__The task__. Track down every line below that holds "both" and copy it.

- Opening Delimiter -

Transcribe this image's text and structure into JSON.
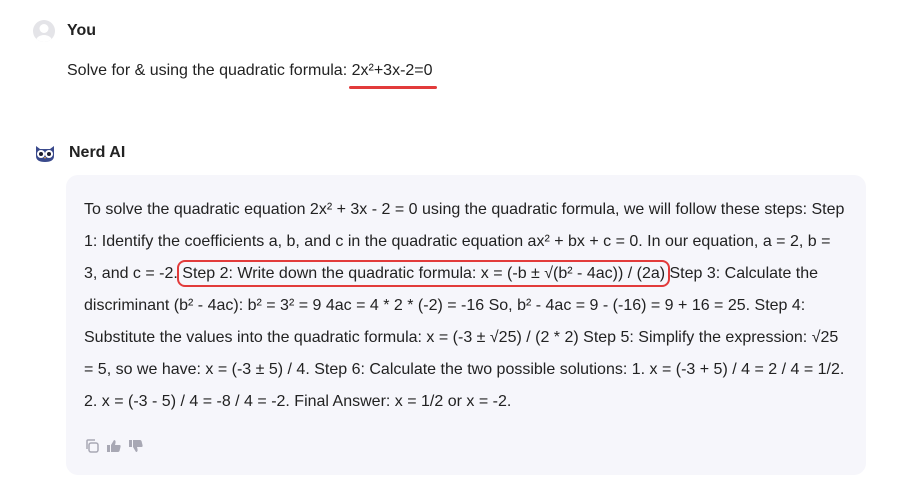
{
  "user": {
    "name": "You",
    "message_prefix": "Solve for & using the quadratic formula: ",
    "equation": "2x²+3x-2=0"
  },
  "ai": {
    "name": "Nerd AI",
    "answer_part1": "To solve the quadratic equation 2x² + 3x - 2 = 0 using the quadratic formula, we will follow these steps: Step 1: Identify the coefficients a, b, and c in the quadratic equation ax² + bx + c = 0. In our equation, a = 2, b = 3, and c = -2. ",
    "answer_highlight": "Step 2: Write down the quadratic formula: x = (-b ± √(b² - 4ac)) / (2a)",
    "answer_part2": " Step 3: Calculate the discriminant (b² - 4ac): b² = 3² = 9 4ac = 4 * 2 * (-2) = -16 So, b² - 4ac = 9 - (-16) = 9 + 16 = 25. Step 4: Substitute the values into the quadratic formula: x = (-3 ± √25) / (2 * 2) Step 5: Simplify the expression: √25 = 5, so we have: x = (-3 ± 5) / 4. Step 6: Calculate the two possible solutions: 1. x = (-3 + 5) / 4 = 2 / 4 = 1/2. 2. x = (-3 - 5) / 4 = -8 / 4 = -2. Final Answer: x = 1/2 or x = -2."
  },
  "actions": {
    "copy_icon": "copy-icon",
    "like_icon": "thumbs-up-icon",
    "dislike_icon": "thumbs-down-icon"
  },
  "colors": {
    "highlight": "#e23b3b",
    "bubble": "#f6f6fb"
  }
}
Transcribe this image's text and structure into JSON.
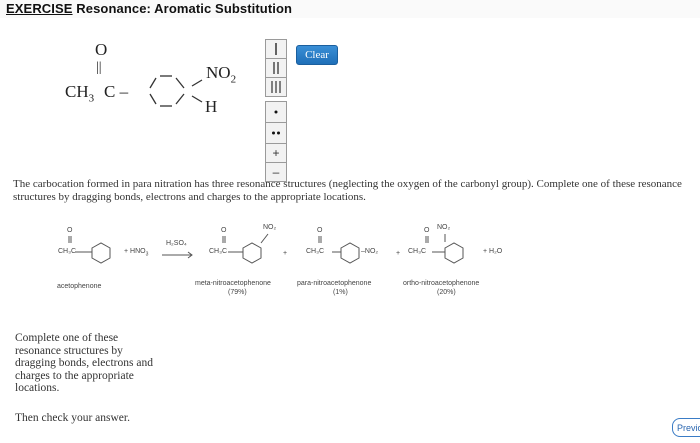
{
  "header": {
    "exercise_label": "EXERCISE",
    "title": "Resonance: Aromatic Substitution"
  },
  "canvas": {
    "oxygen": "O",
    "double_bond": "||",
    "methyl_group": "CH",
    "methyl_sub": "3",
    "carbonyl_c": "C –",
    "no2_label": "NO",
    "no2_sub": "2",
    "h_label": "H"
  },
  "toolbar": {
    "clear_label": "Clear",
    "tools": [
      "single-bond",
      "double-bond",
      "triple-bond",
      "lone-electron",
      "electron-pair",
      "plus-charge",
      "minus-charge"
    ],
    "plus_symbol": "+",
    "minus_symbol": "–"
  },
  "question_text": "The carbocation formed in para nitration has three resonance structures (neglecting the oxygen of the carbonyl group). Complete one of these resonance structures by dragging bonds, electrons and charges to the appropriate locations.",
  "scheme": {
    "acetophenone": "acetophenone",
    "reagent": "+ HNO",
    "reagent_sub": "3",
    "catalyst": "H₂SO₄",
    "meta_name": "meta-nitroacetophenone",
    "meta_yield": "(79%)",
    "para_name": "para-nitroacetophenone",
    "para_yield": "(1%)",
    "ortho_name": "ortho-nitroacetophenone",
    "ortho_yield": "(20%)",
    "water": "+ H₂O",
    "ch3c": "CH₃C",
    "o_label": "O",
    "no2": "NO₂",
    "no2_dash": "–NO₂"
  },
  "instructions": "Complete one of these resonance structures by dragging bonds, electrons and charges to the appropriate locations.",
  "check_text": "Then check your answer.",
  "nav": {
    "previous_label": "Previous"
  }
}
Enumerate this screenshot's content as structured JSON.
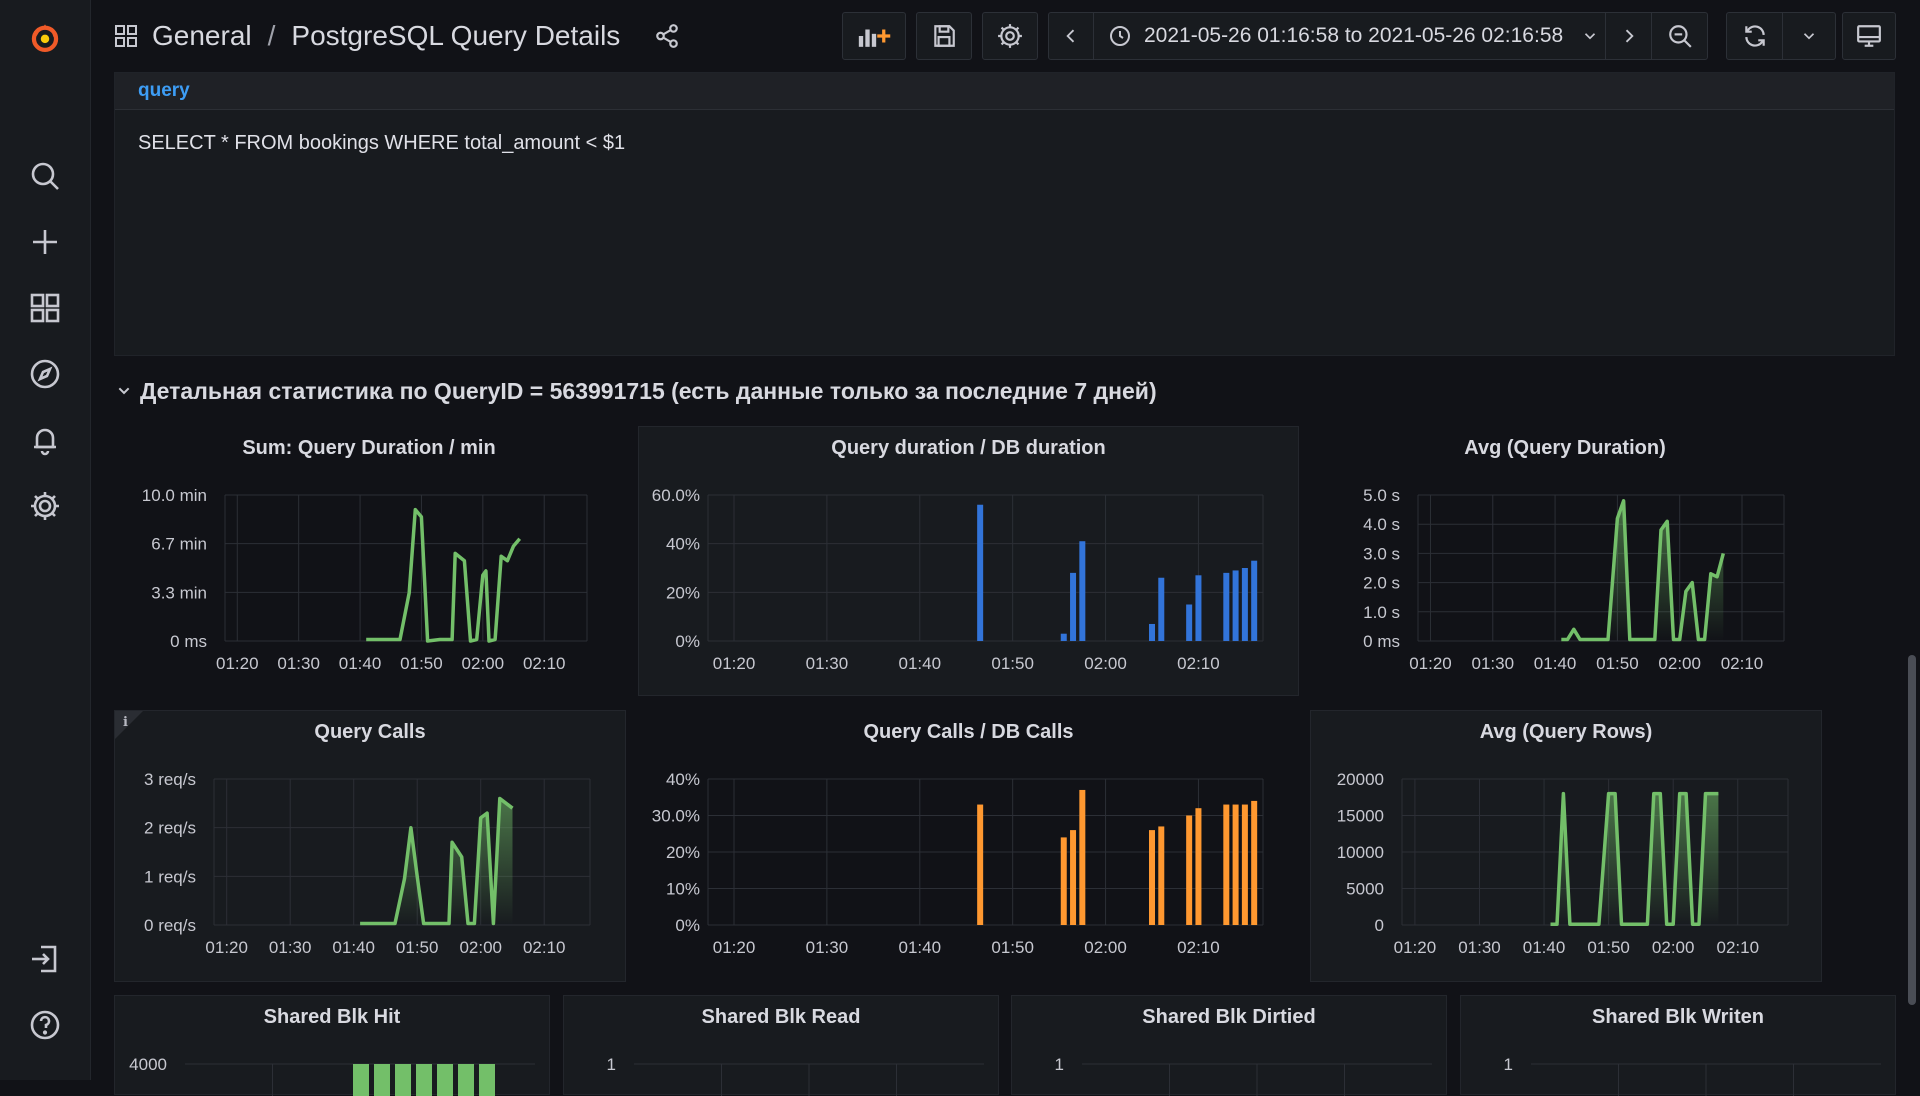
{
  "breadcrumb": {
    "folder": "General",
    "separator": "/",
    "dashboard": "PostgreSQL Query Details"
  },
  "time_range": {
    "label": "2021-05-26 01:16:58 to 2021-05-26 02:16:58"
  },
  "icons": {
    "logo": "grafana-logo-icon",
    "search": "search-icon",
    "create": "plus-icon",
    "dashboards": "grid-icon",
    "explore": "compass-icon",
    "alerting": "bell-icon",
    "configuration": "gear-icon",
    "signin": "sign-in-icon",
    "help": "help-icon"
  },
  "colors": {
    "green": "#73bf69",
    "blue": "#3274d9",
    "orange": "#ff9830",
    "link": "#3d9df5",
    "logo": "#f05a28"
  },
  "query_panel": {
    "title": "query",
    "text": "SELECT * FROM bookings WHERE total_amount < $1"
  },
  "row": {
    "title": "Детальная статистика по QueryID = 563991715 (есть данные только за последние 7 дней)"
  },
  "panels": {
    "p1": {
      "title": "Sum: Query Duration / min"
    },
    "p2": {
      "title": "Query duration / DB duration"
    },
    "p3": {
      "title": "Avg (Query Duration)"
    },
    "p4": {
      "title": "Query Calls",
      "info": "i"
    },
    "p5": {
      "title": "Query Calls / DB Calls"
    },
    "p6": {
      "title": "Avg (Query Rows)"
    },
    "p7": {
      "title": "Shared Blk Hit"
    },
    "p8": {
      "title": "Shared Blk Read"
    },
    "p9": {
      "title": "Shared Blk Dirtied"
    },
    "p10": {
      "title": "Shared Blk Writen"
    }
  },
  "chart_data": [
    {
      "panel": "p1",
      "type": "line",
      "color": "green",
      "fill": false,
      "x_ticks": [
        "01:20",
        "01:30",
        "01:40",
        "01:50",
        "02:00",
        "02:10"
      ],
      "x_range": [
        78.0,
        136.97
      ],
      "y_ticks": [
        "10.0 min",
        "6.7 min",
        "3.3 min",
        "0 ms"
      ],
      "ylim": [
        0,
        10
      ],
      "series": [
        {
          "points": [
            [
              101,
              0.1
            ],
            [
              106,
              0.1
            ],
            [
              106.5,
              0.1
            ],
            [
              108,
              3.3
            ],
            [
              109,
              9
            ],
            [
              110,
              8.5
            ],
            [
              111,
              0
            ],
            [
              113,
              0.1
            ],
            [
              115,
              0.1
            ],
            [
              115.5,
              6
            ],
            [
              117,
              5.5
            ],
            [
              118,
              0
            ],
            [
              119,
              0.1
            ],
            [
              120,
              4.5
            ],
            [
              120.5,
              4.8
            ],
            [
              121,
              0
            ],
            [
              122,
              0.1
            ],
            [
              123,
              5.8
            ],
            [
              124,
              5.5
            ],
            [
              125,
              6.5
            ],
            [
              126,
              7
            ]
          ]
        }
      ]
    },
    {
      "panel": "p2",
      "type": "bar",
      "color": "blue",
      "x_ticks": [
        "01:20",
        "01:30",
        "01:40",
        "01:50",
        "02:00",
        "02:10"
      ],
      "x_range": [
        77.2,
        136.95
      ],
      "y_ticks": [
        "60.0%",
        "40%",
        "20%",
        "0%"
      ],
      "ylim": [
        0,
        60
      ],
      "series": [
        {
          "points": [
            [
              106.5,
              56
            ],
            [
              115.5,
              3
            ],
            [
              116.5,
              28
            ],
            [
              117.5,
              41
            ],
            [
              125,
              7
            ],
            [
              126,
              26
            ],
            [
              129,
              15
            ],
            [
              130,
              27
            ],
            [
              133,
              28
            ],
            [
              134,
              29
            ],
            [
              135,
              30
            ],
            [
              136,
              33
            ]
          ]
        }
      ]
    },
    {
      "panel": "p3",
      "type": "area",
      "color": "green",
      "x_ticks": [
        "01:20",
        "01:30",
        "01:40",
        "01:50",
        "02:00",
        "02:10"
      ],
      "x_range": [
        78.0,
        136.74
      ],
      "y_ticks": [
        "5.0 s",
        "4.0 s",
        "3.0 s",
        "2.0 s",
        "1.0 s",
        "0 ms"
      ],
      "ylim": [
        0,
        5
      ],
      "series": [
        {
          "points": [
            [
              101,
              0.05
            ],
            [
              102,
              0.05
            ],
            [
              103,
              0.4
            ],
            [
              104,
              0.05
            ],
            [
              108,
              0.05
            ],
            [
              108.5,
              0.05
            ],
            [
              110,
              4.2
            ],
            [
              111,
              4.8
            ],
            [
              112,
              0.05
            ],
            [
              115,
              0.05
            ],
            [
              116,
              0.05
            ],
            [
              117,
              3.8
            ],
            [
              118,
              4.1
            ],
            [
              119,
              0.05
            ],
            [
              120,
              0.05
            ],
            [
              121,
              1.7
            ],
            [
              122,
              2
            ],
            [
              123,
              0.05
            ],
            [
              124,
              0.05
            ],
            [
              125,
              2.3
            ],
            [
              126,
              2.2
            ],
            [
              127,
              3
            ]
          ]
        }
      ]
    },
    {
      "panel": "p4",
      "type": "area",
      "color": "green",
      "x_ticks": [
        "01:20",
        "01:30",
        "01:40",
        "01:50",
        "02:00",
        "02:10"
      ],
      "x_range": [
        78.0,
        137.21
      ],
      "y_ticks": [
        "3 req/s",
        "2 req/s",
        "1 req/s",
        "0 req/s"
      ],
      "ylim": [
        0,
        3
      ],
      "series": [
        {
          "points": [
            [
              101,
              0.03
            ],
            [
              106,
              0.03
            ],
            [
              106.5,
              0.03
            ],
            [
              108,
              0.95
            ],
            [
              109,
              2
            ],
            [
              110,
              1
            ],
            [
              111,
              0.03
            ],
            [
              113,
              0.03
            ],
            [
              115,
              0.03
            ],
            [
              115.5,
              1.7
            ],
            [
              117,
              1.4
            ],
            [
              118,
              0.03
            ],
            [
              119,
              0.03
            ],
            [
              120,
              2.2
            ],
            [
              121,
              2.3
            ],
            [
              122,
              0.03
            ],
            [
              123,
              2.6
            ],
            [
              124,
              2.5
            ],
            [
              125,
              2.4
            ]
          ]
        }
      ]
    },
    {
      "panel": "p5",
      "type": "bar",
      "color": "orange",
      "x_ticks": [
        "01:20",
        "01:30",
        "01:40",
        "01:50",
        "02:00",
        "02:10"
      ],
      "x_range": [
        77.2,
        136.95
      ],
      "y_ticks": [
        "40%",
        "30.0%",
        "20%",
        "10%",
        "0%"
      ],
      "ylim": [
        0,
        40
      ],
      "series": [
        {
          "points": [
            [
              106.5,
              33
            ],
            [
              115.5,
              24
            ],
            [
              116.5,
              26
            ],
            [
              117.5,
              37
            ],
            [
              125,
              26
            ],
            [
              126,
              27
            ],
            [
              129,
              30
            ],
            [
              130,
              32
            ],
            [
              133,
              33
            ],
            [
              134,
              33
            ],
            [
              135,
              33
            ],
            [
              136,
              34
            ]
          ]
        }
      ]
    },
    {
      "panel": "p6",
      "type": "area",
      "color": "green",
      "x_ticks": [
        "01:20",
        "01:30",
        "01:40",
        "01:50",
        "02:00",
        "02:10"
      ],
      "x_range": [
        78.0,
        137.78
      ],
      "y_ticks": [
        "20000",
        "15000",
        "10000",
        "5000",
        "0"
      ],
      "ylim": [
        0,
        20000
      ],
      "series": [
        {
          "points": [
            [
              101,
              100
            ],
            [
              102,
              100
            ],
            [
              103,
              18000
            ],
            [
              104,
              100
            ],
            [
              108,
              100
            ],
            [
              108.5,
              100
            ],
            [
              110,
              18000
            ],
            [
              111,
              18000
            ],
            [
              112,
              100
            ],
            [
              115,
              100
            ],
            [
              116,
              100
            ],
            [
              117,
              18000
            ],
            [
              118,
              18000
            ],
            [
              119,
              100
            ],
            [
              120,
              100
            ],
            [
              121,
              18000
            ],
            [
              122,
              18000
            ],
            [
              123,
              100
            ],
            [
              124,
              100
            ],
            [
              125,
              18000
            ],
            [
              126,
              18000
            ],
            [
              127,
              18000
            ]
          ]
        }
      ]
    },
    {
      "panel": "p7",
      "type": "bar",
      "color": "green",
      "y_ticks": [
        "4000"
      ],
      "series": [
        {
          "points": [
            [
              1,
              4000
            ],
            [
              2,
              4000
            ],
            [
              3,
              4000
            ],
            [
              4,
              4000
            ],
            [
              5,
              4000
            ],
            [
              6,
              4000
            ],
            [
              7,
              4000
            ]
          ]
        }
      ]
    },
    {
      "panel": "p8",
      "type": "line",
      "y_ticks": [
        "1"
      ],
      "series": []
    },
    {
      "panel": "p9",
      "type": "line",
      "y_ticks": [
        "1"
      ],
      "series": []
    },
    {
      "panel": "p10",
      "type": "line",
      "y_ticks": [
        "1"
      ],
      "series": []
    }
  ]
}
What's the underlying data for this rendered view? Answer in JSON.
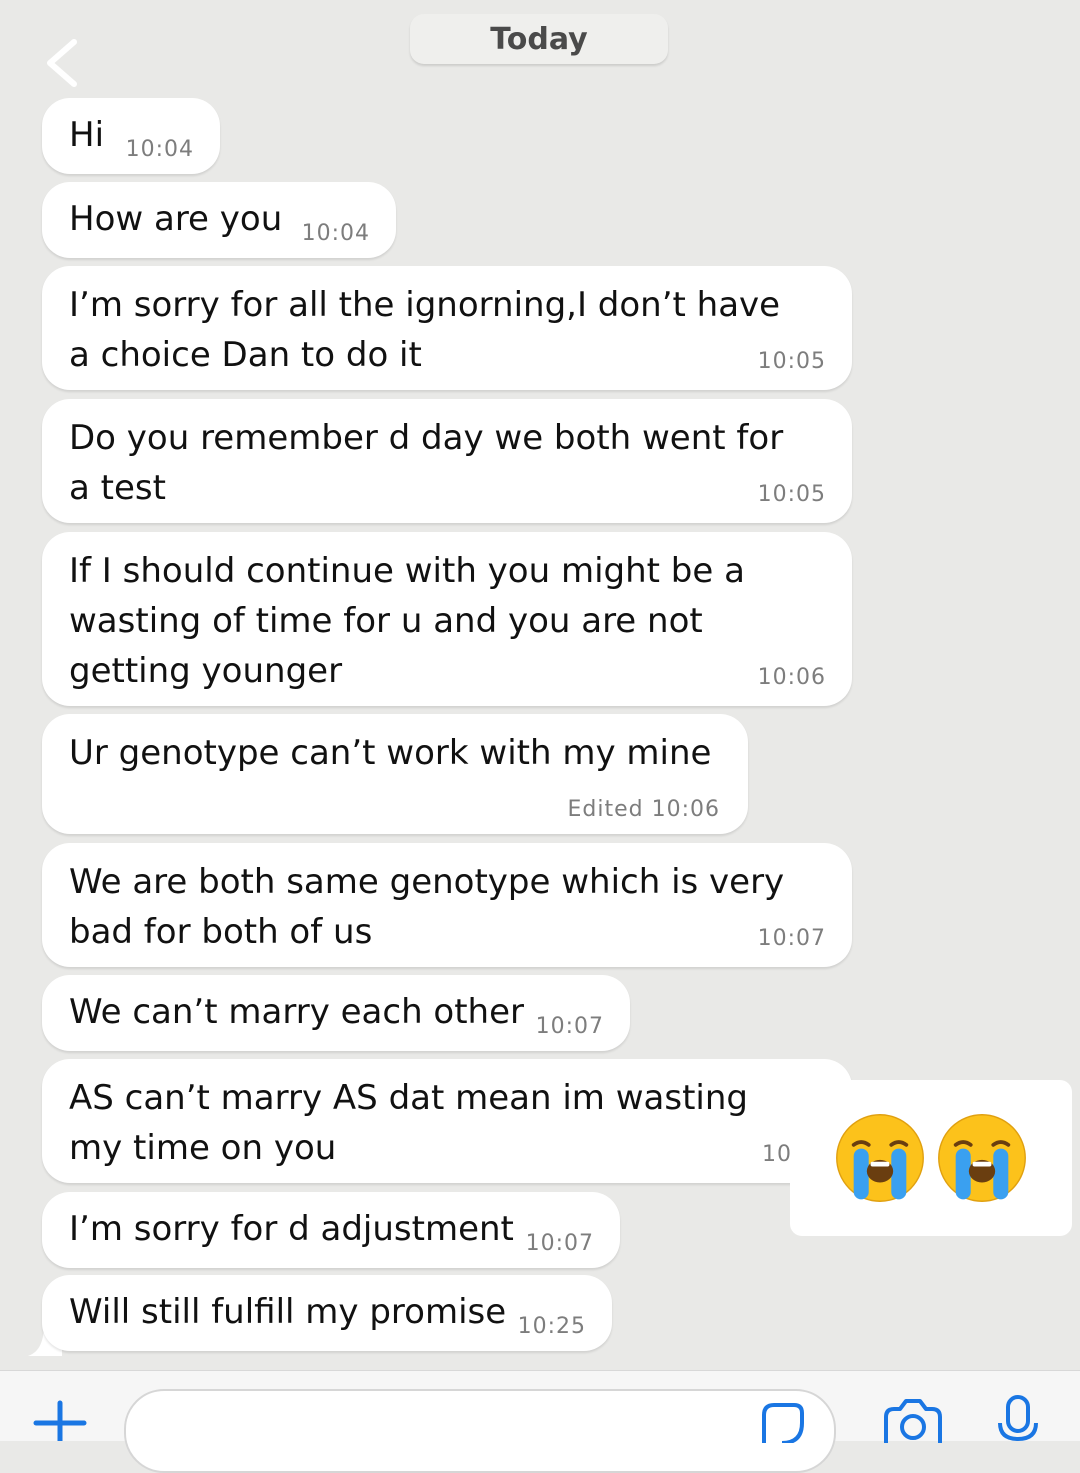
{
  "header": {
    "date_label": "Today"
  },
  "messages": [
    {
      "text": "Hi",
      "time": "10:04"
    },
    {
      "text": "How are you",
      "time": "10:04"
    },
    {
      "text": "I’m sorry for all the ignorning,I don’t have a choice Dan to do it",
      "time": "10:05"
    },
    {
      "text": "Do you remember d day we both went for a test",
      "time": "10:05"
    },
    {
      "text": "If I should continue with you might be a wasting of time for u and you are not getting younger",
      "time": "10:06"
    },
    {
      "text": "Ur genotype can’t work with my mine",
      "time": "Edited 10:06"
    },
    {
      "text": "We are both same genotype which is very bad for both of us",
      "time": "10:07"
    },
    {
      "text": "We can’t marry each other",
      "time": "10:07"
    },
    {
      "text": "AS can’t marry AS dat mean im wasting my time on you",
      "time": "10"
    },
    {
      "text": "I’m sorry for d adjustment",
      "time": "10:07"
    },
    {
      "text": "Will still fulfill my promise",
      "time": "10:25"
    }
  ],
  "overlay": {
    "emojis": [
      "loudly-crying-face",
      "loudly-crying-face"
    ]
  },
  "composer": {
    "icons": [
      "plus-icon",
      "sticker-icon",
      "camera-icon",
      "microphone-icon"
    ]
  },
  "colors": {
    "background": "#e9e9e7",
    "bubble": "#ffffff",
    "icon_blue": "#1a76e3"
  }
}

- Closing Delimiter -

__Response to this task__.
      "text": "Do you remember d day we both went for a test",
      "text": "We are both same genotype which is very bad for both of us",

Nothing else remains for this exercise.